# Required work
Without including any images, repeat the data exactly.

The records START

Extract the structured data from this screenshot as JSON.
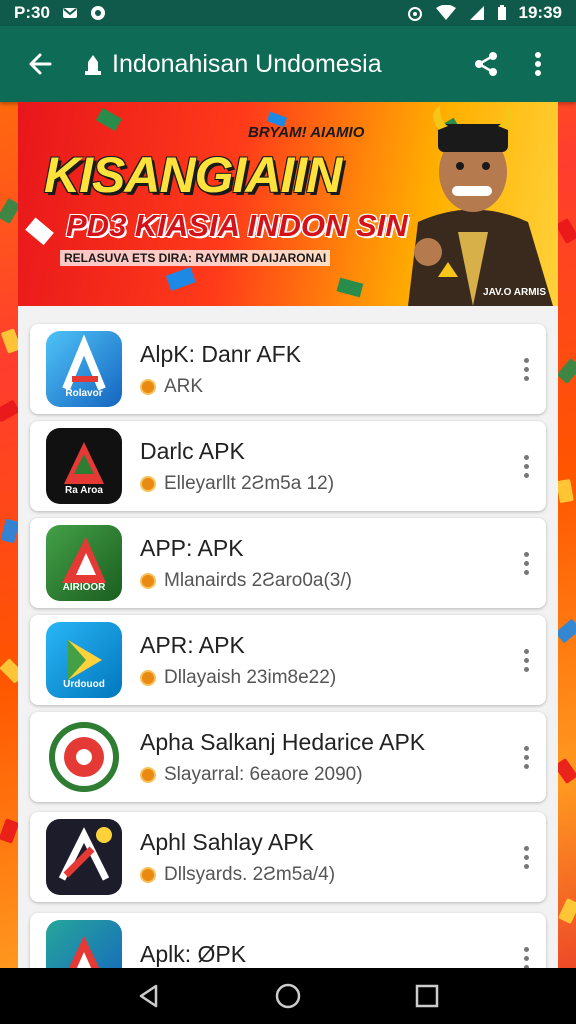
{
  "status_bar": {
    "time_left": "P:30",
    "time_right": "19:39"
  },
  "app_bar": {
    "title": "Indonahisan Undomesia"
  },
  "banner": {
    "top_text": "BRYAM! AIAMIO",
    "headline": "KISANGIAIIN",
    "subheadline": "PD3 KIASIA INDON SIN",
    "tagline": "RELASUVA ETS DIRA: RAYMMR DAIJARONAI",
    "caption": "JAV.O ARMIS"
  },
  "apps": [
    {
      "name": "AlpK: Danr AFK",
      "meta": "ARK",
      "icon": "apk-a-blue-icon",
      "icon_label": "Rolavor"
    },
    {
      "name": "Darlc APK",
      "meta": "Elleyarllt 2Ƨm5a 12)",
      "icon": "apk-a-black-icon",
      "icon_label": "Ra Aroa"
    },
    {
      "name": "APP: APK",
      "meta": "Mlanairds 2Ƨaro0a(3/)",
      "icon": "apk-a-green-icon",
      "icon_label": "AIRIOOR"
    },
    {
      "name": "APR: APK",
      "meta": "Dllayaish 23im8e22)",
      "icon": "apk-play-blue-icon",
      "icon_label": "Urdouod"
    },
    {
      "name": "Apha Salkanj Hedarice APK",
      "meta": "Slayarral: 6eaore 2090)",
      "icon": "apk-round-badge-icon",
      "icon_label": ""
    },
    {
      "name": "Aphl Sahlay APK",
      "meta": "Dllsyards. 2Ƨm5a/4)",
      "icon": "apk-a-dark-icon",
      "icon_label": ""
    },
    {
      "name": "Aplk: ØPK",
      "meta": "",
      "icon": "apk-a-teal-icon",
      "icon_label": ""
    }
  ],
  "colors": {
    "app_bar": "#0e6b56",
    "status_bar": "#0f5a4a",
    "accent": "#e98a12"
  }
}
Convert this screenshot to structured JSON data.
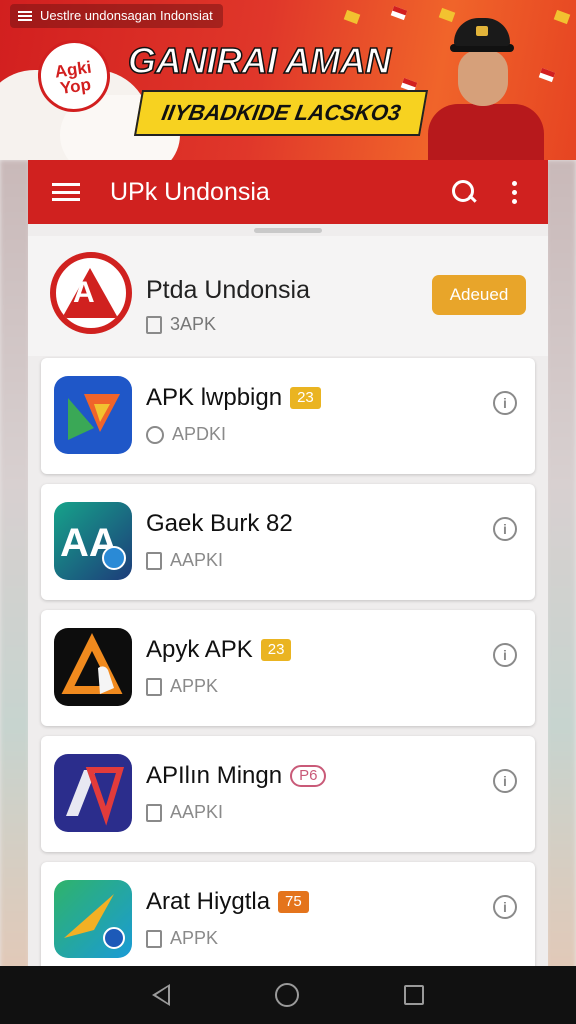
{
  "banner": {
    "notification": "Uestlre undonsagan Indonsiat",
    "logo_text": "Agki Yop",
    "title": "GANIRAI AMAN",
    "subtitle": "IIYBADKIDE LACSKO3"
  },
  "appbar": {
    "title": "UPk Undonsia"
  },
  "featured": {
    "name": "Ptda Undonsia",
    "subtitle": "3APK",
    "button_label": "Adeued"
  },
  "apps": [
    {
      "name": "APK lwpbign",
      "badge": "23",
      "subtitle": "APDKI"
    },
    {
      "name": "Gaek Burk 82",
      "badge": "",
      "subtitle": "AAPKI"
    },
    {
      "name": "Apyk APK",
      "badge": "23",
      "subtitle": "APPK"
    },
    {
      "name": "APIlın Mingn",
      "badge": "P6",
      "subtitle": "AAPKI"
    },
    {
      "name": "Arat Hiygtla",
      "badge": "75",
      "subtitle": "APPK"
    }
  ],
  "info_glyph": "i",
  "colors": {
    "primary_red": "#d0211f",
    "accent_orange": "#e8a52a",
    "badge_yellow": "#eab421"
  }
}
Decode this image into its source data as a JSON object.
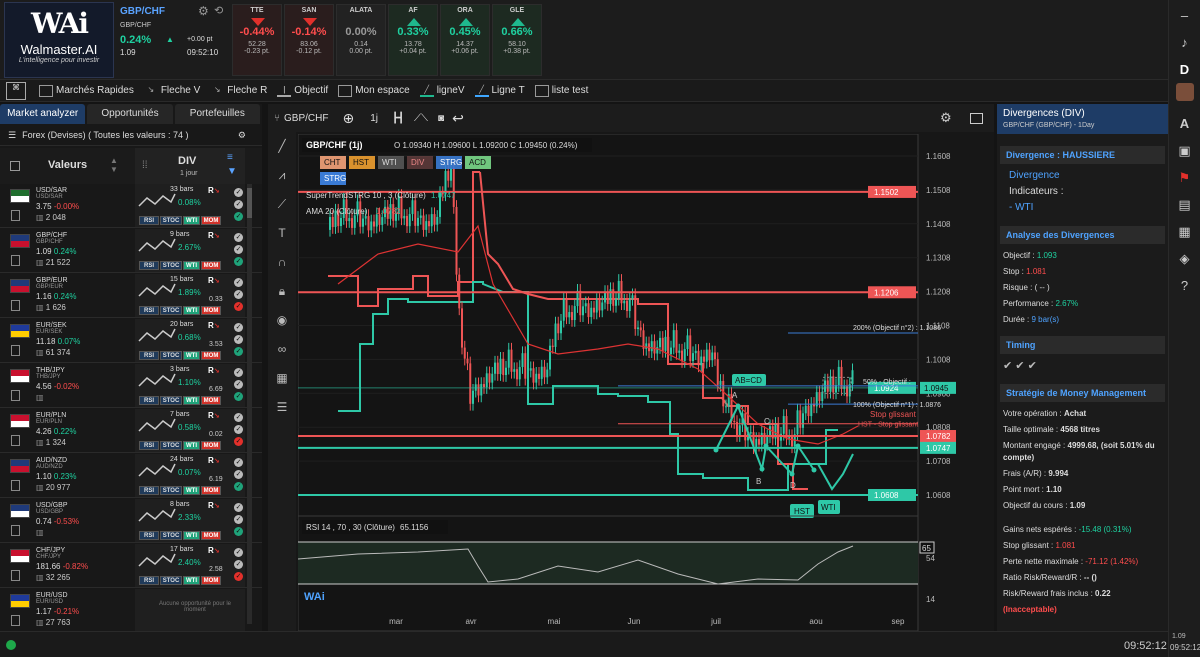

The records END

# Exercise output
Extract the structured data from this screenshot as JSON.
{
  "status_bar": {
    "time_left": "P:30",
    "time_right": "19:39"
  },
  "app_bar": {
    "title": "Indonahisan Undomesia"
  },
  "banner": {
    "top_text": "BRYAM! AIAMIO",
    "headline": "KISANGIAIIN",
    "subheadline": "PD3 KIASIA INDON SIN",
    "tagline": "RELASUVA ETS DIRA: RAYMMR DAIJARONAI",
    "caption": "JAV.O ARMIS"
  },
  "apps": [
    {
      "name": "AlpK: Danr AFK",
      "meta": "ARK",
      "icon": "apk-a-blue-icon",
      "icon_label": "Rolavor"
    },
    {
      "name": "Darlc APK",
      "meta": "Elleyarllt 2Ƨm5a 12)",
      "icon": "apk-a-black-icon",
      "icon_label": "Ra Aroa"
    },
    {
      "name": "APP: APK",
      "meta": "Mlanairds 2Ƨaro0a(3/)",
      "icon": "apk-a-green-icon",
      "icon_label": "AIRIOOR"
    },
    {
      "name": "APR: APK",
      "meta": "Dllayaish 23im8e22)",
      "icon": "apk-play-blue-icon",
      "icon_label": "Urdouod"
    },
    {
      "name": "Apha Salkanj Hedarice APK",
      "meta": "Slayarral: 6eaore 2090)",
      "icon": "apk-round-badge-icon",
      "icon_label": ""
    },
    {
      "name": "Aphl Sahlay APK",
      "meta": "Dllsyards. 2Ƨm5a/4)",
      "icon": "apk-a-dark-icon",
      "icon_label": ""
    },
    {
      "name": "Aplk: ØPK",
      "meta": "",
      "icon": "apk-a-teal-icon",
      "icon_label": ""
    }
  ],
  "colors": {
    "app_bar": "#0e6b56",
    "status_bar": "#0f5a4a",
    "accent": "#e98a12"
  }
}
Convert this screenshot to structured JSON data.
{
  "banner": {
    "notification": "Uestlre undonsagan Indonsiat",
    "logo_text": "Agki Yop",
    "title": "GANIRAI AMAN",
    "subtitle": "IIYBADKIDE LACSKO3"
  },
  "appbar": {
    "title": "UPk Undonsia"
  },
  "featured": {
    "name": "Ptda Undonsia",
    "subtitle": "3APK",
    "button_label": "Adeued"
  },
  "apps": [
    {
      "name": "APK lwpbign",
      "badge": "23",
      "subtitle": "APDKI"
    },
    {
      "name": "Gaek Burk 82",
      "badge": "",
      "subtitle": "AAPKI"
    },
    {
      "name": "Apyk APK",
      "badge": "23",
      "subtitle": "APPK"
    },
    {
      "name": "APIlın Mingn",
      "badge": "P6",
      "subtitle": "AAPKI"
    },
    {
      "name": "Arat Hiygtla",
      "badge": "75",
      "subtitle": "APPK"
    }
  ],
  "info_glyph": "i",
  "colors": {
    "primary_red": "#d0211f",
    "accent_orange": "#e8a52a",
    "badge_yellow": "#eab421"
  }
}
Decode this image into its source data as a JSON object.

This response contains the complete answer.